# And Now, the Weather - Describing Data with Statistics

Recommended for High School.

## Introduction

Meteorologists use mathematics to interpret weather patterns and make predictions. Part of the job involves collecting and analyzing temperature data. Once the meteorologists have collected a large number of measurements, they have a problem: How do they make sense of a long list of numbers? What is needed is a way of describing the set of data with just a few numbers. We call those numbers *descriptive statistics*. One important need is to be able to represent the set of measurements with a single number. There are several ways to do this:

- The
*mean*temperature is what we usually think of when we hear the word “average.” It is the sum of the temperature values in the data set divided by the number of elements in the set. - The
*median*temperature represents the center data point of the set after all the elements have been placed in order from lowest to highest.

Almost any weather report includes a summary of the day’s high temperature, called the *maximum* value, and the day’s low temperature, called the *minimum* value. The difference between these two statistics, called the *range*, shows the variability or *spread* of the data.

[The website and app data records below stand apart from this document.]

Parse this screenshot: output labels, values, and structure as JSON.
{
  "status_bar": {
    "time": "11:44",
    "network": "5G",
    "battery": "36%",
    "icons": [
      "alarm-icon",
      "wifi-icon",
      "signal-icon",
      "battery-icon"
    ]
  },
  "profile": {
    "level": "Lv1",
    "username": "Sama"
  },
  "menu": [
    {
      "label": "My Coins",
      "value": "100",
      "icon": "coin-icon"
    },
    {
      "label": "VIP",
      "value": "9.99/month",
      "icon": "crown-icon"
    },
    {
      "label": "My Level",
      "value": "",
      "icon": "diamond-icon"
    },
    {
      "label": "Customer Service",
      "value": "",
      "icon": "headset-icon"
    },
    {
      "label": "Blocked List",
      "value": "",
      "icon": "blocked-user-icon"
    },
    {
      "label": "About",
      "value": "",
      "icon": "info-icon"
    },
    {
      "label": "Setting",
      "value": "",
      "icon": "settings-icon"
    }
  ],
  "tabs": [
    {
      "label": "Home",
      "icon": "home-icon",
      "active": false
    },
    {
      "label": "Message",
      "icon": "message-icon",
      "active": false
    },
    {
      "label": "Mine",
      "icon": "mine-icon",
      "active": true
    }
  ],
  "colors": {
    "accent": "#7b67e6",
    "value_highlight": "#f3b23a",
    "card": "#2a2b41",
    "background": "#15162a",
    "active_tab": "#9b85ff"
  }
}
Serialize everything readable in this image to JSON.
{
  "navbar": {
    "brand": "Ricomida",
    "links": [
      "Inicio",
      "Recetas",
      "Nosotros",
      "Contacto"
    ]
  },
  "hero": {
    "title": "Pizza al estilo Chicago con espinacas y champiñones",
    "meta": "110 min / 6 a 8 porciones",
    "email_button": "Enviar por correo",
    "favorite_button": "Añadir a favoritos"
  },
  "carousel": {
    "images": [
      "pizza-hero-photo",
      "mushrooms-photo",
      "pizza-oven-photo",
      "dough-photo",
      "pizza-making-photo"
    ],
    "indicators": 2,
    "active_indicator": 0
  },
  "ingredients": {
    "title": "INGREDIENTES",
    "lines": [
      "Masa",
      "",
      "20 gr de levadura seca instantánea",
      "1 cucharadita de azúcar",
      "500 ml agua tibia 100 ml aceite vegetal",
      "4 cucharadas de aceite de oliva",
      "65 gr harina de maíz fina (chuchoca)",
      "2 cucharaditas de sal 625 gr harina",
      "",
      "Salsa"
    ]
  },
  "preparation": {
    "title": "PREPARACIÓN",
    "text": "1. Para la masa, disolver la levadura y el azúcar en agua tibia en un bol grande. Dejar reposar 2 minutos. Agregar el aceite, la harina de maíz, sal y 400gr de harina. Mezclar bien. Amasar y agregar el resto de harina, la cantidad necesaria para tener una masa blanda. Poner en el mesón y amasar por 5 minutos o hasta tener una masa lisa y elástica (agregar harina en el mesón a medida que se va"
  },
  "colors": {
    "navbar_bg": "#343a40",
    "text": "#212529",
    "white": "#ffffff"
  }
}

In this activity you will collect outdoor temperature readings over a day-long period using a temperature probe. After this data has been transferred to the calculator, you will use its statistical analysis tools to create your own temperature report.

## Objectives

- Record temperature data over a day-long period.
- Describe the temperature data using statistical concepts.

## Sensors and Equipment

This activity features the following Vernier sensors and equipment.

### Additional Requirements

You may also need an interface and software for data collection. What do I need for data collection?

## Standards Correlations

See all standards correlations for *Real-World Math with Vernier* »